Michigan Clean Diesel Program

What is the Michigan Clean Diesel Program?
The Michigan Clean Diesel Program brings together government, industry, and nonprofit organizations to address diesel engine pollution in Michigan.  The objectives of the program are to help the state of Michigan achieve improvements in the federal air quality standards for particulate matter and ozone by:

  • Working with specific geographic areas and industry sectors of Michigan to identify where environmental improvements can be made through diesel emission reductions, including reasons for the emission reductions and major sources in the affected areas.
  • Encouraging the development and expansion of innovative technologies that can be used by these industry sectors as well as ways to implement diesel emission reductions at the local level.
  • Acting as a conduit to help identify funding opportunities and resources that can be used to implement diesel reduction technologies and strategies, and to provide resources for the application process.
  • Expanding awareness of the benefits of pollution prevention strategies that reduce diesel emissions.

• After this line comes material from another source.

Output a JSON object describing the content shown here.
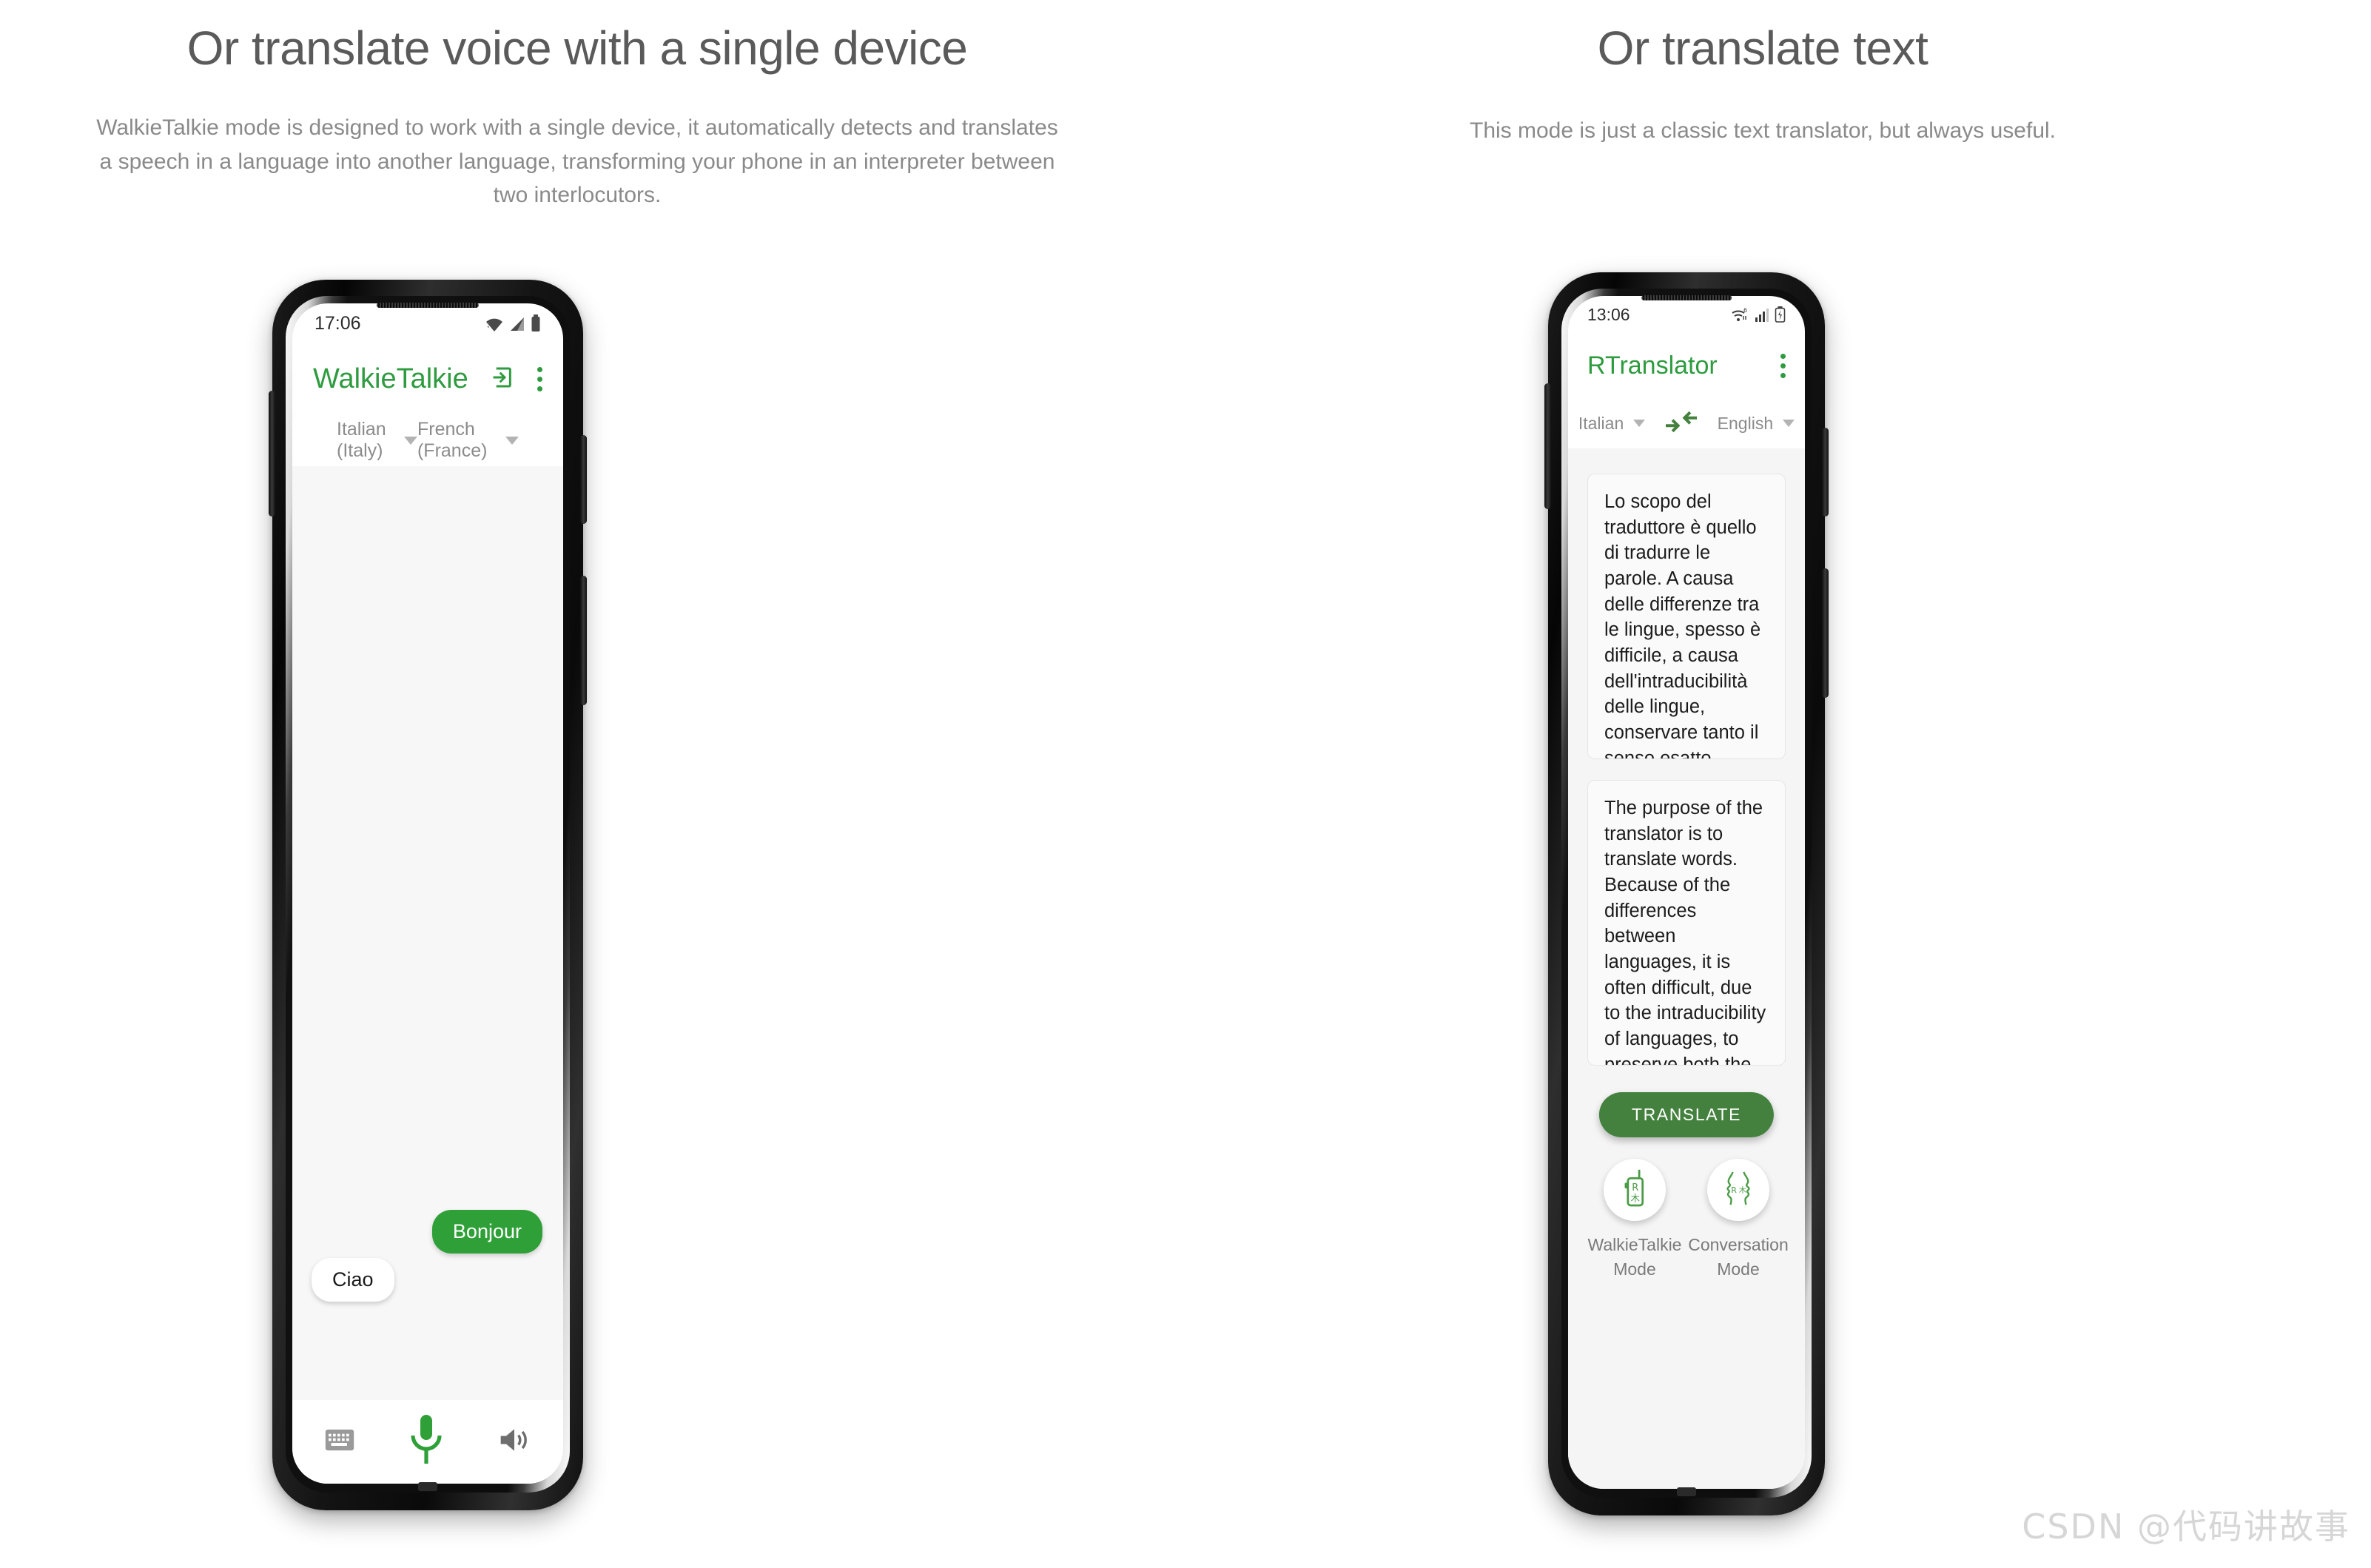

Funding for Clean Diesel Projects
Requests for 2016 proposals has closed. Grant proposals are being evaluated and successful applications will be posted on the web site once the grantees are notified. The Michigan Department of Environmental Quality announced the release of a Request for Proposal for the implementation of clean diesel projects. A total of $223,300 is available for projects that reduce diesel emissions through the early replacement of vehicles and equipment such as highway diesel vehicles, non-road diesel vehicles and equipment, busses, and drayage vehicles. 

Funding for this grant opportunity comes from a state allocation of the federal Diesel Emissions Reduction Act (DERA) and the National Clean Diesel Campaign.

2015 Michigan Clean Diesel Grant Program Results:

Southwest Detroit Environmental Vision (SDEV) has successfully completed the replacement of five old high-polluting trucks with five new clean diesel trucks that meet or exceed the current highest U.S. EPA emissions standards.  SDEV received $124,550 in federal funds from the 2015 Michigan Clean Diesel Grant Program and $506,821 in matching funds from its partners to complete this $628,594 project.

The project partners involved three private fleets, Causley Trucking, Foreman Brothers, and Gemini Transport, located in Wayne County and one non-profit fleet, Forgotten Harvest, located in Oakland County.  Collectively these new vehicles will decrease diesel emissions by over 6.5 tons annually and contribute to a total reduction of 105.7 tons of lifetime emissions.  These reductions will help to improve air quality and reduce exposure to diesel emissions in Wayne, Oakland, Macomb, Monroe, and Kent Counties.

2013-2014 Michigan Clean Diesel Grant Program Results:

The MDEQ has completed a two year grant project using $377,062 in U.S. EPA Diesel Emissions Reduction Act funding, and a total of $975,077.99 in matching funds. MDEQ partnered with subgrantees Southwest Detroit Environmental Vision (SDEV), and Lenawee Intermediate School District (LISD), on the Southwest Detroit Clean Diesel Collaborative and LISD Diesel Emissions Reduction Projects.

A total of 14 diesel vehicles were replaced ahead of schedule with cleaner burning vehicles, including 4 schools busses and 10 heavy duty trucks. The goal of the program was to replace older vehicles with new models that meet or exceed the current highest EPA emissions standards. This project reduced diesel emissions in the areas of the vehicle operations to reduce disproportionate environmental and public health burdens.

SDEV is a community-based environmental organization operating in, and focused on Southwest Detroit. To implement this project, SDEV partnered with:

Churchill Transportation
Ferrous Processing and Trading
Total Armored Car
Foreman Brothers Inc., and
Red Cap Transport

LISD replaced two diesel powered school buses in its own fleet and partnered with Blissfield Community Schools and Hudson Area Schools to replace two additional busses.

Actual accomplishments exceeded grant expectations in terms of both outputs and outcomes. Four additional vehicles were replaced compared to the original work plan, and the project also created significant annual and lifetime reductions in each targeted emission category, demonstrated in the following table.

Total Emission Reductions Created 2013-2014
Emission Reductions (tons/year) Emission Reductions (lifetime tons)
HC: 0.5677 HC: 9.9204
CO: 2.8711 CO: 49.4682
NOx: 8.9958 NOx: 155.8725
PM: 0.5062 PM: 9.1290
CO2: 26.4900 CO2: 508.6740